2. Each row of the detector gives a different Edge Spread Function (ESF), and the Spatial Frequency Response (SFR) of the slanted edge can be “created” by checking the pixel values in one particular column that is crossing the imaged slanted edge.
3. Based on the obtained SFR, the Line Spread Function (LSF) can be calculated, the LSF is simply the first derivative of the SFR.
4. Next and final step is calculating the Fourier transform of the LSF.  This results in the Modulation Transfer Function, because the MTF is equal to the magnitude of the optical transfer function, being the Fourier transform of the LSF.  Plotting the MTF as a function of the spatial frequency can be done after normalizing the MTF to its DC component and normalizing the spatial frequency to the sampling frequency.

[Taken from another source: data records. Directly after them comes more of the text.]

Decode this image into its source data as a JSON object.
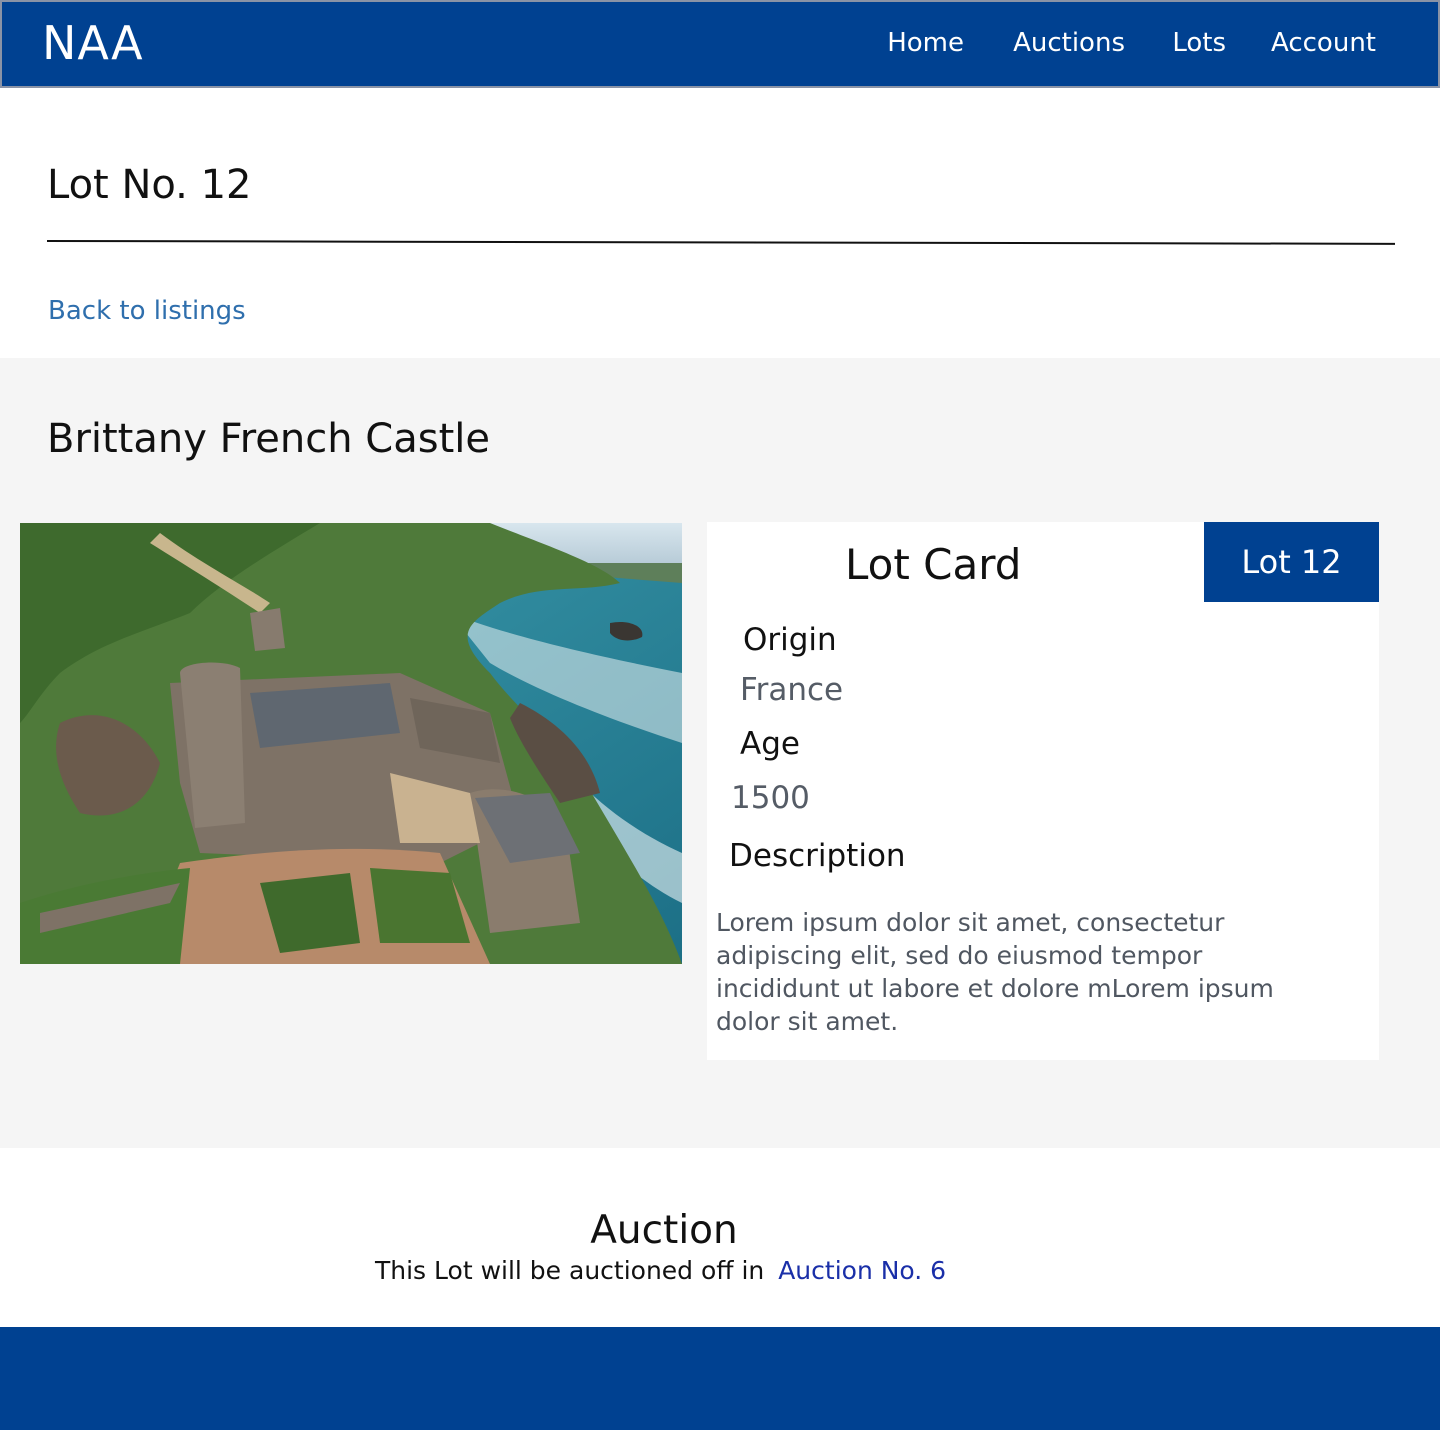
{
  "header": {
    "brand": "NAA",
    "nav": [
      "Home",
      "Auctions",
      "Lots",
      "Account"
    ]
  },
  "page": {
    "title": "Lot No. 12",
    "back_link": "Back to listings"
  },
  "lot": {
    "name": "Brittany French Castle",
    "image_alt": "Aerial view of a stone castle on a rocky coastal headland",
    "card": {
      "title": "Lot Card",
      "badge": "Lot 12",
      "origin_label": "Origin",
      "origin_value": "France",
      "age_label": "Age",
      "age_value": "1500",
      "description_label": "Description",
      "description_text": "Lorem ipsum dolor sit amet, consectetur adipiscing elit, sed do eiusmod tempor incididunt ut labore et dolore mLorem ipsum dolor sit amet."
    }
  },
  "auction": {
    "heading": "Auction",
    "text": "This Lot will be auctioned off in",
    "link": "Auction No. 6"
  },
  "colors": {
    "primary": "#004191",
    "link": "#2f6fad",
    "auction_link": "#1a2fa8",
    "section_bg": "#f5f5f5"
  }
}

(In one of the coming blogs more info will be given on further improvement and/or sophistication of this procedure.)

A very helpful strategy in understanding how this MTF measurement method works and to check the algorithms, is to run a simulation and create an artificial image with a slanted edge that is sampled by an artificial sensor (e.g. with a pixel fillfactor of 100%).  Next the theoretical, geometric MTF can be calculated as a sinc-function of the spatial frequency, while the synthetic image can be used as the input image to evaluate the MTF by means of the technique explained above (ESF, SFR, LSF, MTF).  Such a simple simulation tool can also be used to check the influence of the various system parameters on the measurement technique.  An example of such a simulation is shown in the following figures.

First of all a synthetic image is generated that results in a slanted edged of 4 deg. w.r.t. the column direction.  A region-of-interest (ROI) of 200 (H) x 300 (V) pixels is created around the black-white transition of the slanted edge.  This synthetic image is shown in Figure 1.

Figure 1 : ROI containing the slanted edge or black-white transition.

A particular column is selected (in this example column number 96), and all pixel values in this column are recorded to generate the SFR or Spatial Frequency Response.  The result of this operation is shown in Figure 2, with reference to the left vertical axis.

Figure 2 : Spatial Frequency Response, being the values of the pixels present in column 96 of the image shown in Figure 1, and Line Spread Function, being the first derivative of the SFR.

Next the LSF or Line Spread Function is generated, simply by numerically calculating the first derivative of the SFR.  The LSF is shown in Figure 2 as well, with reference to the right vertical axis.

Once the LSF is known, the magnitude of the FFT of this LSF is calculated.  Plotting the FFT magnitude versus spatial frequency results in the MTF of the sensor, as shown in Figure 3.  Notice that the MTF is normalized with its value a zero input frequency (= DC), while the spatial frequency is normalized to the spatial sampling frequency of the sensor.  In this simulation example, the pixel pitch is equal to 6.5 µm.

Figure 3 : MTF of the simulated pixel (6.5 µm, 100 % FF), as well as the theoretical, geometric MTF of the same pixel.

In Figure 3 and next to the outcome of the MTF simulation, also the theoretical geometric MTF of the pixel is shown (6.5 µm, 100 % FF), for comparison reasons.  This geometrical MTF is calculated by means of the well-known sinc-function.  As can be seen, both curves coincide very nicely, indicating that the slanted edge method and the algorithms used in the calculation seem to do the job that they were developed for !

Before showing real measurements, in the next blog(s) a few additional improvements of the slanted edge method will be highlighted.

Albert, 18-06-2014.